    Send-MailMessage cmdlet is the most common option for sending emails from PowerShell. But this was not always the case. It became available starting from PowerShell 3.0 and was based on System.Net.Mail API. It is a namespace that contains classes to send electronic messages to the SMTP server. The delivery is carried out using the SmtpClient.Send or .Send method. Let’s take a look at the following example:

    $EmailFrom = “mother-of-dragons@houseoftargaryen.net”
    $EmailTo = “jon-snow@winterfell.com”
    $Subject = “Happy Samhain”
    $Body = “Jonny, congrats on Samhain!”
    $SMTPServer = “smtp.mailtrap.io”
    $SMTPClient = New-Object Net.Mail.SmtpClient($SmtpServer, 587)
    $SMTPClient.EnableSsl = $true
    $SMTPClient.Credentials = New-Object System.Net.NetworkCredential("<username>", "<password>");
    $SMTPClient.Send($EmailFrom, $EmailTo, $Subject, $Body)

    Alternatively, you can use the .Send method and modified syntax like this one:

    $smtpFrom = “mother-of-dragons@houseoftargaryen.net”
    $smtpTo = “jon-snow@winterfell.com”
    $messageSubject = “Happy Samhain”
    $messageBody = “Jonny, congrats on Samhain!”
    $smtpServer = “smtp.mailtrap.io”
    $smtp = New-Object Net.Mail.SmtpClient($SmtpServer, 587)
    $smtp.EnableSsl = $true
    $smtp.Credentials = New-Object System.Net.NetworkCredential("94b784b5970edf", "01a5d515011f6e");
    $smtp.Send($smtpFrom , $smtpTo, $messageSubject, $messageBody)

    To wrap up
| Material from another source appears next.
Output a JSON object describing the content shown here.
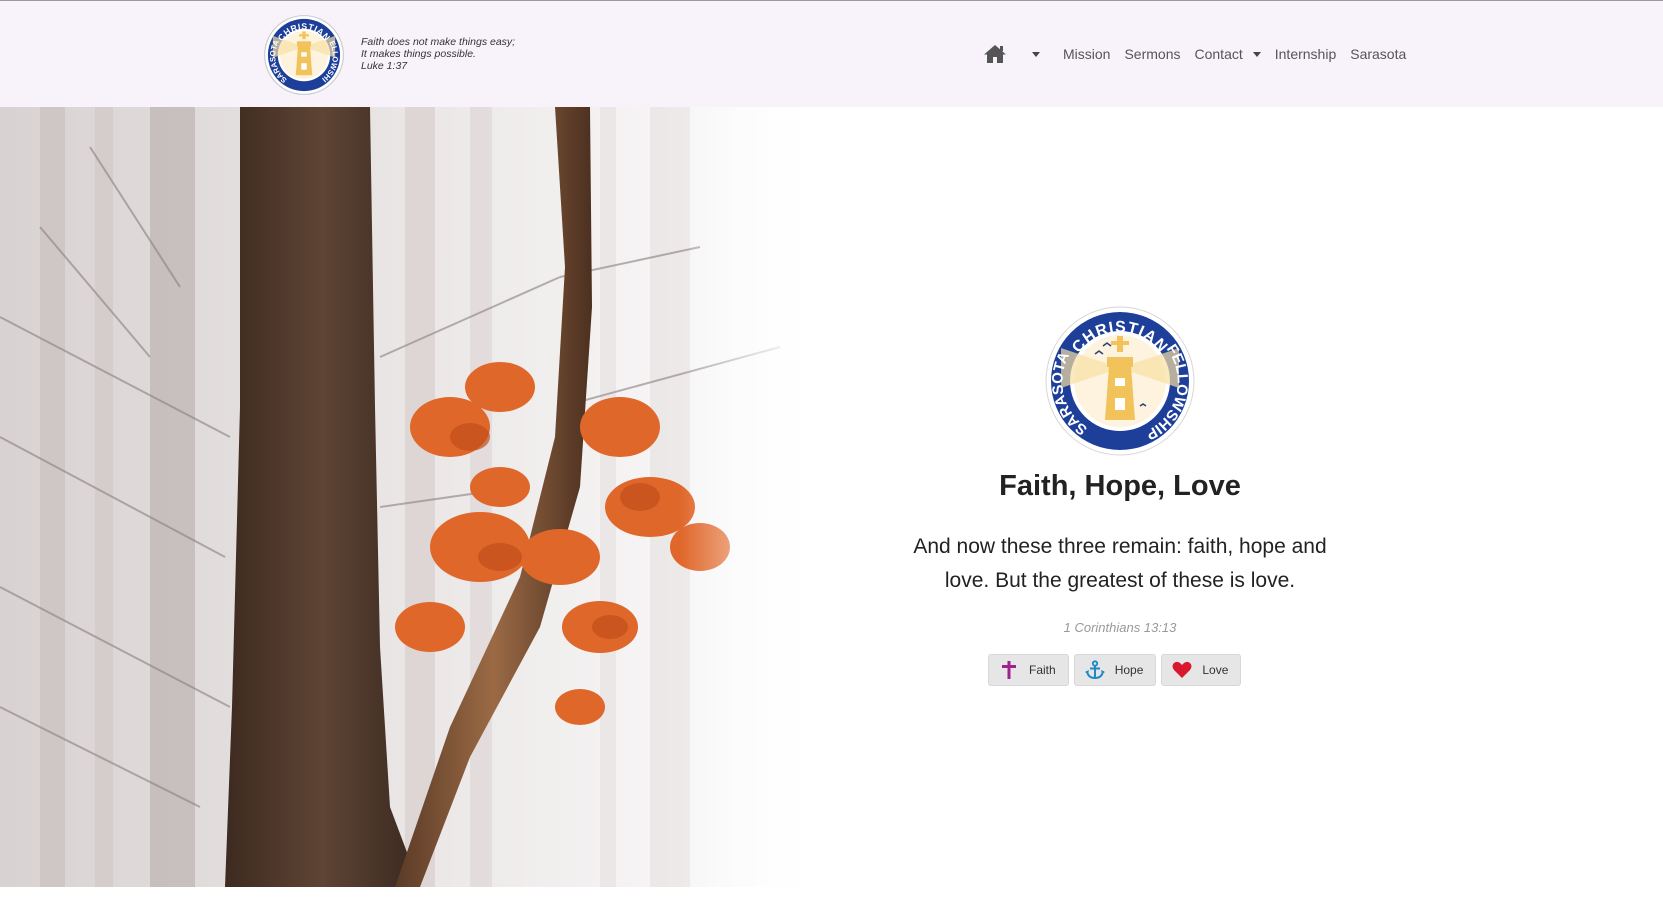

    The System.Net.Mail namespace is also used to create and send messages in ASP.NET C# that we’ve also blogged about. And that’s it for today. We hope that this blog post broadened your skills in using PowerShell. Follow our blog and discover useful expertise for your projects.

    Article by Zakhar Yung Technical Content Writer @Mailtrap

    Comments

    3 replies

    Tarun

    Hi,

    How can we add priority(High or Low) to this?

    $smtpFrom = “mother-of-dragons@houseoftargaryen.net”
    $smtpTo = “jon-snow@winterfell.com”
    $messageSubject = “Happy Samhain”
    $messageBody = “Jonny, congrats on Samhain!”
    $smtpServer = “smtp.mailtrap.io”
    $smtp = New-Object Net.Mail.SmtpClient($SmtpServer, 587)
    $smtp.EnableSsl = $true
    $smtp.Credentials = New-Object System.Net.NetworkCredential(“94b784b5970edf”, “01a5d515011f6e”);
    $smtp.Send($smtpFrom , $smtpTo, $messageSubject, $messageBody)

    Thank You.

    ali

    Once the script executed it stucks at here
    Supply values for the following parameters:

    what I need to pass at here ??

    Nick

    Thanks a lot for this article, helped in configuration.

    Comments are closed.